Palm Desert Adventure: Exploring the San Andreas Fault

During a day tour of the San Andreas fault, I ventured off the beaten path to explore one of the most unique and beautiful landscapes I’ve ever seen.

My family loves the Coachella Valley. In fact, we visit the beautiful California desert near Palm Springs every winter to soak up the sun and escape the snow-covered Northeast.

While we’re there, we like to swim, watch the polo matches in Indio and wander around the Living Desert Zoo to see local flora and fauna. But during our last visit, we decided to try something new. We booked a day tour of the San Andreas Fault and explored the Coachella Valley from the ground up — literally.

Jeep, Jeep! — Taking a Guided Tour
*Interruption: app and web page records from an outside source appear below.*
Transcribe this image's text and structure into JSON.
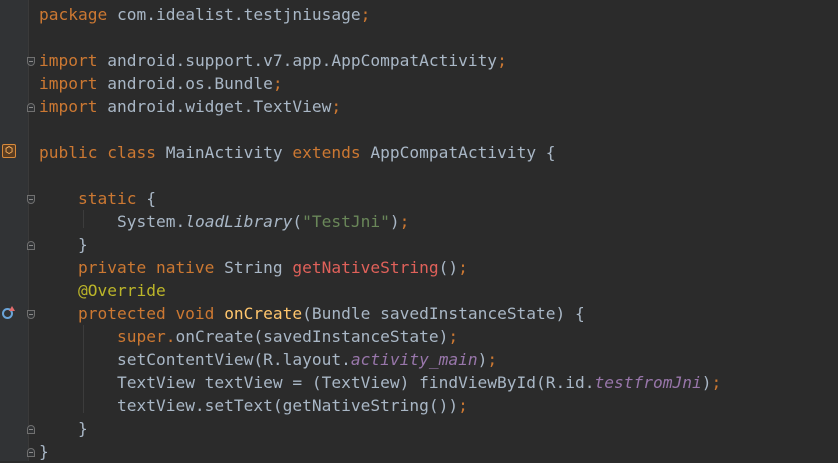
{
  "editor": {
    "language": "java",
    "colors": {
      "background": "#2b2b2b",
      "gutter": "#313335",
      "text": "#a9b7c6",
      "keyword": "#cc7832",
      "string": "#6a8759",
      "annotation": "#bbb529",
      "method_decl": "#ffc66d",
      "native_method": "#e0615a",
      "static_field": "#9876aa"
    },
    "gutter_icons": [
      "class-implementation-icon",
      "override-method-icon"
    ]
  },
  "code": {
    "l1": {
      "kw": "package",
      "rest": " com.idealist.testjniusage",
      "semi": ";"
    },
    "l3": {
      "kw": "import",
      "rest": " android.support.v7.app.AppCompatActivity",
      "semi": ";"
    },
    "l4": {
      "kw": "import",
      "rest": " android.os.Bundle",
      "semi": ";"
    },
    "l5": {
      "kw": "import",
      "rest": " android.widget.TextView",
      "semi": ";"
    },
    "l7": {
      "kw1": "public class",
      "name": " MainActivity ",
      "kw2": "extends",
      "rest": " AppCompatActivity {"
    },
    "l9": {
      "kw": "static",
      "rest": " {"
    },
    "l10": {
      "obj": "System.",
      "method": "loadLibrary",
      "open": "(",
      "str": "\"TestJni\"",
      "close": ")",
      "semi": ";"
    },
    "l11": {
      "text": "}"
    },
    "l12": {
      "kw": "private native",
      "type": " String ",
      "method": "getNativeString",
      "tail": "()",
      "semi": ";"
    },
    "l13": {
      "ann": "@Override"
    },
    "l14": {
      "kw": "protected void",
      "sp": " ",
      "method": "onCreate",
      "rest": "(Bundle savedInstanceState) {"
    },
    "l15": {
      "kw": "super",
      "dot": ".",
      "rest": "onCreate(savedInstanceState)",
      "semi": ";"
    },
    "l16": {
      "pre": "setContentView(R.layout.",
      "field": "activity_main",
      "post": ")",
      "semi": ";"
    },
    "l17": {
      "pre": "TextView textView = (TextView) findViewById(R.id.",
      "field": "testfromJni",
      "post": ")",
      "semi": ";"
    },
    "l18": {
      "pre": "textView.setText(getNativeString())",
      "semi": ";"
    },
    "l19": {
      "text": "}"
    },
    "l20": {
      "text": "}"
    }
  }
}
To visit the seismic fault line, you must travel with a licensed guide. My husband, tween son and I chose Red Jeep Tours because they provide special access to the private Metate Ranch, the best spot for visitors to see the fault. An open-air, lobster-red jeep rolled up to pick us up at 8 a.m. (before the heat of the day set in). My son let out a whoop of excitement at our cool ride. Other family members looked at our transportation skeptically, questioning why we wanted to see a hole in the ground instead of laying by the pool.

As we drove out of town, we received quizzical looks from passing drivers, all of whom had their windows rolled up and the air conditioning blasting. We, on the other hand, were enjoying the wind in our hair, the sun on our faces and the sweet smell of citrus trees as we drove past the outskirts of Indio into the surrounding desert and toward several surprises.

Exploring the Desert Oasis

The first surprise: To reach the fault, you first enter a real desert oasis, filled with fan palms and trickling streams. According to our well-informed guide, Nancy, the oasis water rises through underground aquifers, creating natural streams where fresh water bubbles over the rocks and into crystal clear ponds.

We walked in the shade of the shaggy fan palms and dipped our fingers in the cool stream. These palms — which are actually not trees, but part of the grass family (another surprise!) — have “skirts” of fibrous leaves that make them look as though they have gray beards. We tried to spot the finch, owls and lizards that live in the palms’ skirts and come out to drink from the fresh water, but they skittered away as we approached.

Quick Tip:

The oasis is a real highlight of the day trip; make sure your tour itinerary includes time to explore this area before heading to the fault.

Discovering a Unique Landscape

We had imagined that the San Andreas Fault would look like a fissure in the ground, but that’s not the case! Instead, we saw a labyrinth of steep walls and deep canyons that create an otherworldly landscape. Nancy explained that millions of years ago, the powerful forces of two land plates pushing together created these geological cuts. We also learned that the San Andreas Fault is the only place in the world where two major tectonic plates (the Pacific and North American plates) collide instead of sliding next to each other — and this causes California’s earthquakes.

Over time, water and wind worked together to carve the incredible mazes of sheer sandstone escarpments and narrow ridges that we carefully drove through. When the jeep could go no further into the moonscape, we hiked between the smooth stone walls and narrow crevices. Then we scrambled up a stone path to a rock cave shaped like a heart, which turned out to provide a perfect family photo opportunity. It was proof that we hadn’t spent our day staring at a hole in the ground, but instead had discovered a whole new world in the desert.

Quick Tip:

Wear sneakers or hiking boots so you can explore and climb around the fault area. Be sure to apply sunblock, wear a hat and bring water — once you leave the oasis, the desert sun is hot and there is no shade at the fault.

 

Melissa K. is a travel writer living in New Jersey.